WASHINGTON - A bipartisan energy bill reintroduced in the U.S. Senate today includes a bill authored by Colorado U.S. Senator Michael Bennet designed to promote energy efficiency in homes.
The Energy Savings and Industrial Competitiveness (ESIC) Act, reintroduced by Senators Rob Portman (R-OH) and Jeanne Shaheen (D-NH), and co-sponsored by Bennet, includes the Sensible Accounting to Value Energy (SAVE) Act.
"The SAVE Act is a commonsense approach to reduce energy usage, cut consumer costs, and protect our planet," Bennet said. "Home builders are embracing energy efficient technologies, and the SAVE Act will ensure mortgage lenders take those future savings into account. It will help homeowners save thousands of dollars and create thousands of jobs along the way."
The SAVE Act, which Bennet first introduced with Senator Johnny Isakson (R-GA) in 2013, establishes more practical mortgage lending processes that allow lenders to consider a home's energy efficiency and expected monthly energy bills when determining the homeowner's ability to afford monthly mortgage payments. The typical homeowner spends about $2,500 a year on home energy costs, and that adds up to more than $70,000 over the life of a 30-year mortgage. But while mortgage lenders typically take into account the cost of real estate taxes and homeowner's insurance when determining the cost of a home loan, they do not take into account home energy costs, even though these costs are, in many cases, more than taxes and insurance. The SAVE Act would address this blind spot, encouraging investments in energy efficient homebuilding and creating tens of thousands of jobs in the process.
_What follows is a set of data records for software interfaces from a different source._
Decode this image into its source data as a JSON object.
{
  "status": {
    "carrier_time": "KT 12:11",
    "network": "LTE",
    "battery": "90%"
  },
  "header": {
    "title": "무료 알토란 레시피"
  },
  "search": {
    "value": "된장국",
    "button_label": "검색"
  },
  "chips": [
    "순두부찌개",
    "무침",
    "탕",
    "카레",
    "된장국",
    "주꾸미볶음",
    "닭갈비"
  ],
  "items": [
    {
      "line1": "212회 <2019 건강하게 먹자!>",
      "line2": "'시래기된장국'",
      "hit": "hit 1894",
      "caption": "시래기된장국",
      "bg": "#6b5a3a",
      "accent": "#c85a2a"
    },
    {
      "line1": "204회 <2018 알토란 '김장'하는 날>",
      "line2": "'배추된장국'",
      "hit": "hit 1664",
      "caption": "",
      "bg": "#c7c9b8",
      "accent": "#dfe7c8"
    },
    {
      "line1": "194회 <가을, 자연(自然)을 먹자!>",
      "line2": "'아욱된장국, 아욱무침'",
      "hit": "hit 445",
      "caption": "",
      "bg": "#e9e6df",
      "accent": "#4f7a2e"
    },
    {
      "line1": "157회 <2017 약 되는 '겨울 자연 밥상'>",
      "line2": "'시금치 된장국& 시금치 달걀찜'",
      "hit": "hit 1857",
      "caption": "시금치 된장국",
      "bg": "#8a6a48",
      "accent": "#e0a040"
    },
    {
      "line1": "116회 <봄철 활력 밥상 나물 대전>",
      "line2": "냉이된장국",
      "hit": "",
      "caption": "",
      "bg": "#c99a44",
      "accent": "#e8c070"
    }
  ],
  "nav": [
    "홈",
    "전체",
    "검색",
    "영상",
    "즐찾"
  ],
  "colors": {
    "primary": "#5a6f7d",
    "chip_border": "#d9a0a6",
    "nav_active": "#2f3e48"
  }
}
The ESIC Act contains key energy efficiency policy reforms that will strengthen the economy and reduce pollution. The bill uses a variety of low-cost tools to help energy users become more efficient while making the country's largest energy user - the federal government - reduce its energy use through the use of energy-efficient technology. The bill incentivizes the use of efficiency technologies that are commercially available today, can be widely deployed across the country, and quickly pay for themselves through energy savings. The bill will help the United States transition to a more energy-efficient economy while driving economic growth and private sector job creation.